» **Task to complete**
The records, repeated exactly and in full, are the expected answer.

Data excerpts
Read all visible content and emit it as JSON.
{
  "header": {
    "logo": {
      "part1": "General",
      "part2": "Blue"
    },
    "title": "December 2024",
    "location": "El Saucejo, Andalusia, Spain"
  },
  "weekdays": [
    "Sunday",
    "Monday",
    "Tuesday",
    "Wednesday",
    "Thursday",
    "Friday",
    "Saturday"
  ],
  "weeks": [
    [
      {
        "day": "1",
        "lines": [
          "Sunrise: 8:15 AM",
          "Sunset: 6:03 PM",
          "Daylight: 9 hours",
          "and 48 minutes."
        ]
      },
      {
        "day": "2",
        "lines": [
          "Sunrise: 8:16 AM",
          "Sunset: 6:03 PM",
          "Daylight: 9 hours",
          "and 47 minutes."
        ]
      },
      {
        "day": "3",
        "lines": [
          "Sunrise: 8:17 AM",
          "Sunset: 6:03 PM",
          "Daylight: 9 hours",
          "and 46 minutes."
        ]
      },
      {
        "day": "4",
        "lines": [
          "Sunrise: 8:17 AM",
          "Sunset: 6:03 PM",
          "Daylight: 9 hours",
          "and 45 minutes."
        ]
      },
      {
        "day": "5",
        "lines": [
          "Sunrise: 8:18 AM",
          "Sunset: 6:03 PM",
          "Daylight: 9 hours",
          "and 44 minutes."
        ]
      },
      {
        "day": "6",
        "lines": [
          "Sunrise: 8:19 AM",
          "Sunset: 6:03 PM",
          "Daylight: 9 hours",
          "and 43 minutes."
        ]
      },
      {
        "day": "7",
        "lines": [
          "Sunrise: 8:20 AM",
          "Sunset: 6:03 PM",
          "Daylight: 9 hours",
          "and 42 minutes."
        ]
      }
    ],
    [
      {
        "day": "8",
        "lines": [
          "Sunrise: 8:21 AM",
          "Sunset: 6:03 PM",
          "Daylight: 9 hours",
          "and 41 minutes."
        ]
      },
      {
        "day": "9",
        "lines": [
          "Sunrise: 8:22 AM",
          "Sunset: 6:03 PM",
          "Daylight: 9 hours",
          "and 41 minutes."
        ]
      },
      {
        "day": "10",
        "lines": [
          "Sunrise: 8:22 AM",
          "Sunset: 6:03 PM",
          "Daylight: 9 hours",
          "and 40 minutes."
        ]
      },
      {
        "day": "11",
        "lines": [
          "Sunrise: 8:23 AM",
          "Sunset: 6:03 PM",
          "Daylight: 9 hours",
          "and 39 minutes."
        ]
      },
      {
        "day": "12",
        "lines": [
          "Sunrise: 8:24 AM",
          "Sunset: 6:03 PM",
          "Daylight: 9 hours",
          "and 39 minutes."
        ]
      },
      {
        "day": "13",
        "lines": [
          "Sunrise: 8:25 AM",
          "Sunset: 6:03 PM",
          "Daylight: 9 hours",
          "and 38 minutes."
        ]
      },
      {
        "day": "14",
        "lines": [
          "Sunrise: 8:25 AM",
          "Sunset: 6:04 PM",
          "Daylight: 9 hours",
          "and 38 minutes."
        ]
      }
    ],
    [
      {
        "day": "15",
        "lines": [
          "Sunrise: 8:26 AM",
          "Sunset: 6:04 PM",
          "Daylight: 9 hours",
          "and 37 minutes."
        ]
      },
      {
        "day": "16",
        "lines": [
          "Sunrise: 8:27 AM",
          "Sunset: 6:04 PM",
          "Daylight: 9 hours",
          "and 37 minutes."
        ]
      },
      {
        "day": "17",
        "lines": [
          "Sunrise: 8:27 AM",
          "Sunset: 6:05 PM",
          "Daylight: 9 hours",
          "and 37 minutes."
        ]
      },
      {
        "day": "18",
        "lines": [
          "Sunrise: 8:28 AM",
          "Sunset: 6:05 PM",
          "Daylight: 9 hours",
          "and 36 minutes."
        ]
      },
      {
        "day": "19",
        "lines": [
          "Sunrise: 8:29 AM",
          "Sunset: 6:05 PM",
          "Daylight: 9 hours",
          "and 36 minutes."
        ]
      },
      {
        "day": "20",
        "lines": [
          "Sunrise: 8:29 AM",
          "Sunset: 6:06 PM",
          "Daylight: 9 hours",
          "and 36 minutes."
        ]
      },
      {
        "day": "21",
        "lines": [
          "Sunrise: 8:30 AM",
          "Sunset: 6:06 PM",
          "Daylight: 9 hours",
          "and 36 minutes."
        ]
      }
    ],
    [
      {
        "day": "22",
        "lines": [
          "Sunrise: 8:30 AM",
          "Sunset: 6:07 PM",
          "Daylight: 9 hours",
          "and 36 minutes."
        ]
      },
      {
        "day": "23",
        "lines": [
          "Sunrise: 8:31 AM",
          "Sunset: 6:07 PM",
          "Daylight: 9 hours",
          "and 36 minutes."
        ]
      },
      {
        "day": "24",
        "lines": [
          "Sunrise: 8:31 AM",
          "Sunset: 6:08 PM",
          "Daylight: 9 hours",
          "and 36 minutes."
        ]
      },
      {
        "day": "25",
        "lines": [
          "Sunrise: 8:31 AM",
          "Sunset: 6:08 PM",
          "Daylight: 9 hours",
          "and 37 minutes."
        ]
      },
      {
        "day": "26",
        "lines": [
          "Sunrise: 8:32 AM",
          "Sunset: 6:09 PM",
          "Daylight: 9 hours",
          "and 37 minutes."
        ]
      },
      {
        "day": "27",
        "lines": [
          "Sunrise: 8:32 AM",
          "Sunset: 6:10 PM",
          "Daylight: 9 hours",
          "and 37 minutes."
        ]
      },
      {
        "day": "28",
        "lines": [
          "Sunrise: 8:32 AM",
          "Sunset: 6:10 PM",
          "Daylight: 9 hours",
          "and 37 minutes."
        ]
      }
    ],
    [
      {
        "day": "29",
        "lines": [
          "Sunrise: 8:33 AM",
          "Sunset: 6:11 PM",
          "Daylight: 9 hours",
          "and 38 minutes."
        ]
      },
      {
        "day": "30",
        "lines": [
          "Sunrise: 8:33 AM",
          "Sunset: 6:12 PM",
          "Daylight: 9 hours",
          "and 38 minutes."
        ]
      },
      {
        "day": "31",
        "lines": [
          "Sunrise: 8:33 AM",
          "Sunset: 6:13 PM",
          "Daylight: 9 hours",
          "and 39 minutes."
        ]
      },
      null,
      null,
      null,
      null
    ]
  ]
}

» **Task answer**
Read all visible content and emit it as JSON.
{
  "header": {
    "logo": {
      "part1": "General",
      "part2": "Blue"
    },
    "title": "December 2024",
    "location": "El Saucejo, Andalusia, Spain"
  },
  "weekdays": [
    "Sunday",
    "Monday",
    "Tuesday",
    "Wednesday",
    "Thursday",
    "Friday",
    "Saturday"
  ],
  "weeks": [
    [
      {
        "day": "1",
        "lines": [
          "Sunrise: 8:15 AM",
          "Sunset: 6:03 PM",
          "Daylight: 9 hours",
          "and 48 minutes."
        ]
      },
      {
        "day": "2",
        "lines": [
          "Sunrise: 8:16 AM",
          "Sunset: 6:03 PM",
          "Daylight: 9 hours",
          "and 47 minutes."
        ]
      },
      {
        "day": "3",
        "lines": [
          "Sunrise: 8:17 AM",
          "Sunset: 6:03 PM",
          "Daylight: 9 hours",
          "and 46 minutes."
        ]
      },
      {
        "day": "4",
        "lines": [
          "Sunrise: 8:17 AM",
          "Sunset: 6:03 PM",
          "Daylight: 9 hours",
          "and 45 minutes."
        ]
      },
      {
        "day": "5",
        "lines": [
          "Sunrise: 8:18 AM",
          "Sunset: 6:03 PM",
          "Daylight: 9 hours",
          "and 44 minutes."
        ]
      },
      {
        "day": "6",
        "lines": [
          "Sunrise: 8:19 AM",
          "Sunset: 6:03 PM",
          "Daylight: 9 hours",
          "and 43 minutes."
        ]
      },
      {
        "day": "7",
        "lines": [
          "Sunrise: 8:20 AM",
          "Sunset: 6:03 PM",
          "Daylight: 9 hours",
          "and 42 minutes."
        ]
      }
    ],
    [
      {
        "day": "8",
        "lines": [
          "Sunrise: 8:21 AM",
          "Sunset: 6:03 PM",
          "Daylight: 9 hours",
          "and 41 minutes."
        ]
      },
      {
        "day": "9",
        "lines": [
          "Sunrise: 8:22 AM",
          "Sunset: 6:03 PM",
          "Daylight: 9 hours",
          "and 41 minutes."
        ]
      },
      {
        "day": "10",
        "lines": [
          "Sunrise: 8:22 AM",
          "Sunset: 6:03 PM",
          "Daylight: 9 hours",
          "and 40 minutes."
        ]
      },
      {
        "day": "11",
        "lines": [
          "Sunrise: 8:23 AM",
          "Sunset: 6:03 PM",
          "Daylight: 9 hours",
          "and 39 minutes."
        ]
      },
      {
        "day": "12",
        "lines": [
          "Sunrise: 8:24 AM",
          "Sunset: 6:03 PM",
          "Daylight: 9 hours",
          "and 39 minutes."
        ]
      },
      {
        "day": "13",
        "lines": [
          "Sunrise: 8:25 AM",
          "Sunset: 6:03 PM",
          "Daylight: 9 hours",
          "and 38 minutes."
        ]
      },
      {
        "day": "14",
        "lines": [
          "Sunrise: 8:25 AM",
          "Sunset: 6:04 PM",
          "Daylight: 9 hours",
          "and 38 minutes."
        ]
      }
    ],
    [
      {
        "day": "15",
        "lines": [
          "Sunrise: 8:26 AM",
          "Sunset: 6:04 PM",
          "Daylight: 9 hours",
          "and 37 minutes."
        ]
      },
      {
        "day": "16",
        "lines": [
          "Sunrise: 8:27 AM",
          "Sunset: 6:04 PM",
          "Daylight: 9 hours",
          "and 37 minutes."
        ]
      },
      {
        "day": "17",
        "lines": [
          "Sunrise: 8:27 AM",
          "Sunset: 6:05 PM",
          "Daylight: 9 hours",
          "and 37 minutes."
        ]
      },
      {
        "day": "18",
        "lines": [
          "Sunrise: 8:28 AM",
          "Sunset: 6:05 PM",
          "Daylight: 9 hours",
          "and 36 minutes."
        ]
      },
      {
        "day": "19",
        "lines": [
          "Sunrise: 8:29 AM",
          "Sunset: 6:05 PM",
          "Daylight: 9 hours",
          "and 36 minutes."
        ]
      },
      {
        "day": "20",
        "lines": [
          "Sunrise: 8:29 AM",
          "Sunset: 6:06 PM",
          "Daylight: 9 hours",
          "and 36 minutes."
        ]
      },
      {
        "day": "21",
        "lines": [
          "Sunrise: 8:30 AM",
          "Sunset: 6:06 PM",
          "Daylight: 9 hours",
          "and 36 minutes."
        ]
      }
    ],
    [
      {
        "day": "22",
        "lines": [
          "Sunrise: 8:30 AM",
          "Sunset: 6:07 PM",
          "Daylight: 9 hours",
          "and 36 minutes."
        ]
      },
      {
        "day": "23",
        "lines": [
          "Sunrise: 8:31 AM",
          "Sunset: 6:07 PM",
          "Daylight: 9 hours",
          "and 36 minutes."
        ]
      },
      {
        "day": "24",
        "lines": [
          "Sunrise: 8:31 AM",
          "Sunset: 6:08 PM",
          "Daylight: 9 hours",
          "and 36 minutes."
        ]
      },
      {
        "day": "25",
        "lines": [
          "Sunrise: 8:31 AM",
          "Sunset: 6:08 PM",
          "Daylight: 9 hours",
          "and 37 minutes."
        ]
      },
      {
        "day": "26",
        "lines": [
          "Sunrise: 8:32 AM",
          "Sunset: 6:09 PM",
          "Daylight: 9 hours",
          "and 37 minutes."
        ]
      },
      {
        "day": "27",
        "lines": [
          "Sunrise: 8:32 AM",
          "Sunset: 6:10 PM",
          "Daylight: 9 hours",
          "and 37 minutes."
        ]
      },
      {
        "day": "28",
        "lines": [
          "Sunrise: 8:32 AM",
          "Sunset: 6:10 PM",
          "Daylight: 9 hours",
          "and 37 minutes."
        ]
      }
    ],
    [
      {
        "day": "29",
        "lines": [
          "Sunrise: 8:33 AM",
          "Sunset: 6:11 PM",
          "Daylight: 9 hours",
          "and 38 minutes."
        ]
      },
      {
        "day": "30",
        "lines": [
          "Sunrise: 8:33 AM",
          "Sunset: 6:12 PM",
          "Daylight: 9 hours",
          "and 38 minutes."
        ]
      },
      {
        "day": "31",
        "lines": [
          "Sunrise: 8:33 AM",
          "Sunset: 6:13 PM",
          "Daylight: 9 hours",
          "and 39 minutes."
        ]
      },
      null,
      null,
      null,
      null
    ]
  ]
}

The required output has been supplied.